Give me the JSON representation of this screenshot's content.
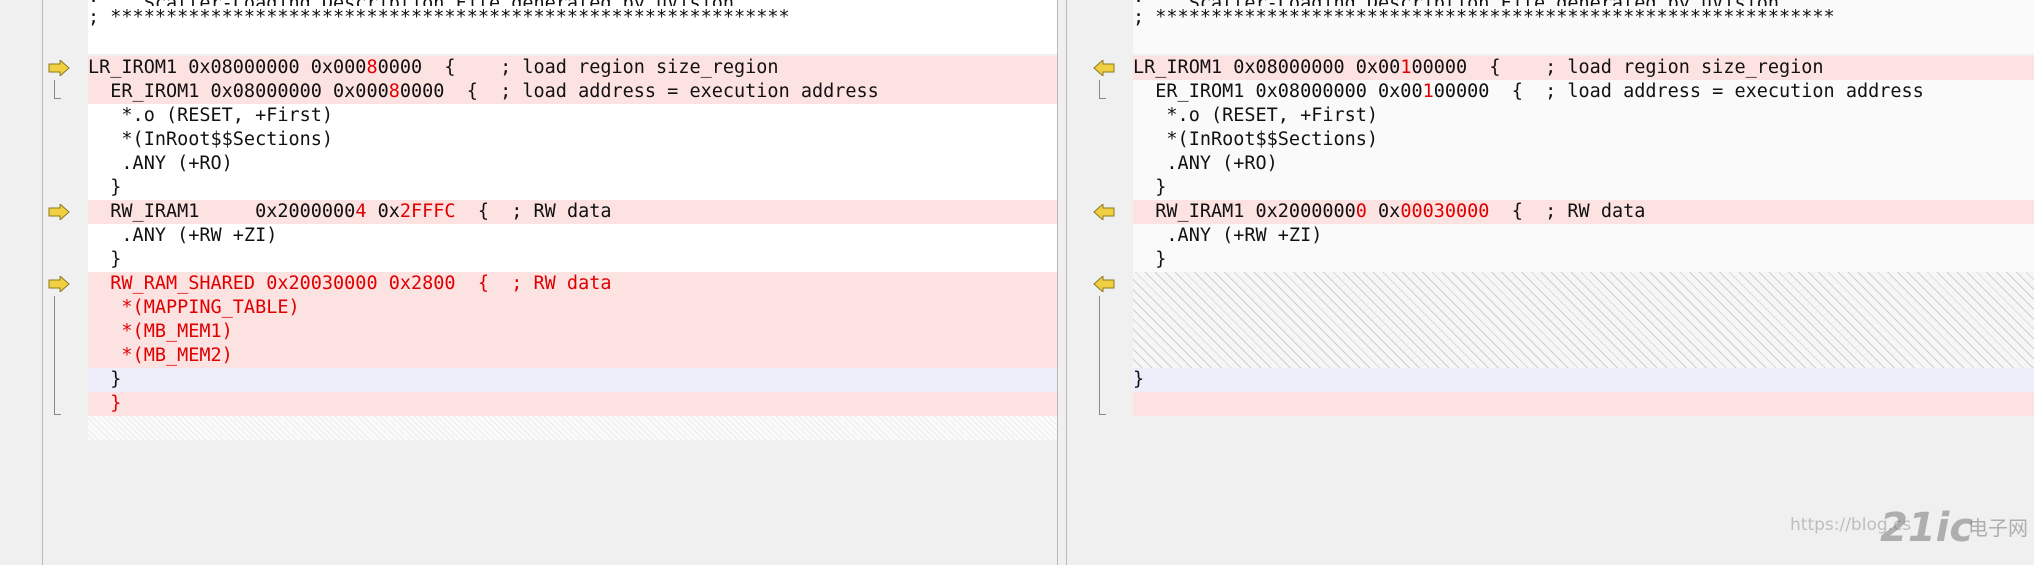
{
  "left": {
    "header1": ";    Scatter-Loading Description File generated by uVision",
    "header2": "; *************************************************************",
    "lr_pre": "LR_IROM1 0x08000000 0x000",
    "lr_red": "8",
    "lr_post": "0000  {    ; load region size_region",
    "er_pre": "  ER_IROM1 0x08000000 0x000",
    "er_red": "8",
    "er_post": "0000  {  ; load address = execution address",
    "o_line": "   *.o (RESET, +First)",
    "inroot": "   *(InRoot$$Sections)",
    "any_ro": "   .ANY (+RO)",
    "brace1": "  }",
    "rw_pre": "  RW_IRAM1     0x2000000",
    "rw_red1": "4",
    "rw_mid": " 0x",
    "rw_red2": "2FFFC",
    "rw_post": "  {  ; RW data",
    "any_rw": "   .ANY (+RW +ZI)",
    "brace2": "  }",
    "shared": "  RW_RAM_SHARED 0x20030000 0x2800  {  ; RW data",
    "map": "   *(MAPPING_TABLE)",
    "mem1": "   *(MB_MEM1)",
    "mem2": "   *(MB_MEM2)",
    "brace3": "  }",
    "brace4": "  }"
  },
  "right": {
    "header1": ";    Scatter-Loading Description File generated by uVision",
    "header2": "; *************************************************************",
    "lr_pre": "LR_IROM1 0x08000000 0x00",
    "lr_red": "1",
    "lr_post": "00000  {    ; load region size_region",
    "er_pre": "  ER_IROM1 0x08000000 0x00",
    "er_red": "1",
    "er_post": "00000  {  ; load address = execution address",
    "o_line": "   *.o (RESET, +First)",
    "inroot": "   *(InRoot$$Sections)",
    "any_ro": "   .ANY (+RO)",
    "brace1": "  }",
    "rw_pre": "  RW_IRAM1 0x2000000",
    "rw_red1": "0",
    "rw_mid": " 0x",
    "rw_red2": "00030000",
    "rw_post": "  {  ; RW data",
    "any_rw": "   .ANY (+RW +ZI)",
    "brace2": "  }",
    "brace3": "}"
  },
  "watermark": {
    "url": "https://blog.cs",
    "logo": "21ic",
    "cn": "电子网"
  },
  "colors": {
    "diff_red": "#e00000",
    "change_bg": "#fde2e2",
    "added_bg": "#eeeefb",
    "arrow": "#f0d040"
  }
}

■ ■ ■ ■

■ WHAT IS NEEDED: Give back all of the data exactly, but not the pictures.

■ EXERCISE SOLUTION:
Give me the JSON representation of this screenshot's content.
{
  "left": {
    "header1": ";    Scatter-Loading Description File generated by uVision",
    "header2": "; *************************************************************",
    "lr_pre": "LR_IROM1 0x08000000 0x000",
    "lr_red": "8",
    "lr_post": "0000  {    ; load region size_region",
    "er_pre": "  ER_IROM1 0x08000000 0x000",
    "er_red": "8",
    "er_post": "0000  {  ; load address = execution address",
    "o_line": "   *.o (RESET, +First)",
    "inroot": "   *(InRoot$$Sections)",
    "any_ro": "   .ANY (+RO)",
    "brace1": "  }",
    "rw_pre": "  RW_IRAM1     0x2000000",
    "rw_red1": "4",
    "rw_mid": " 0x",
    "rw_red2": "2FFFC",
    "rw_post": "  {  ; RW data",
    "any_rw": "   .ANY (+RW +ZI)",
    "brace2": "  }",
    "shared": "  RW_RAM_SHARED 0x20030000 0x2800  {  ; RW data",
    "map": "   *(MAPPING_TABLE)",
    "mem1": "   *(MB_MEM1)",
    "mem2": "   *(MB_MEM2)",
    "brace3": "  }",
    "brace4": "  }"
  },
  "right": {
    "header1": ";    Scatter-Loading Description File generated by uVision",
    "header2": "; *************************************************************",
    "lr_pre": "LR_IROM1 0x08000000 0x00",
    "lr_red": "1",
    "lr_post": "00000  {    ; load region size_region",
    "er_pre": "  ER_IROM1 0x08000000 0x00",
    "er_red": "1",
    "er_post": "00000  {  ; load address = execution address",
    "o_line": "   *.o (RESET, +First)",
    "inroot": "   *(InRoot$$Sections)",
    "any_ro": "   .ANY (+RO)",
    "brace1": "  }",
    "rw_pre": "  RW_IRAM1 0x2000000",
    "rw_red1": "0",
    "rw_mid": " 0x",
    "rw_red2": "00030000",
    "rw_post": "  {  ; RW data",
    "any_rw": "   .ANY (+RW +ZI)",
    "brace2": "  }",
    "brace3": "}"
  },
  "watermark": {
    "url": "https://blog.cs",
    "logo": "21ic",
    "cn": "电子网"
  },
  "colors": {
    "diff_red": "#e00000",
    "change_bg": "#fde2e2",
    "added_bg": "#eeeefb",
    "arrow": "#f0d040"
  }
}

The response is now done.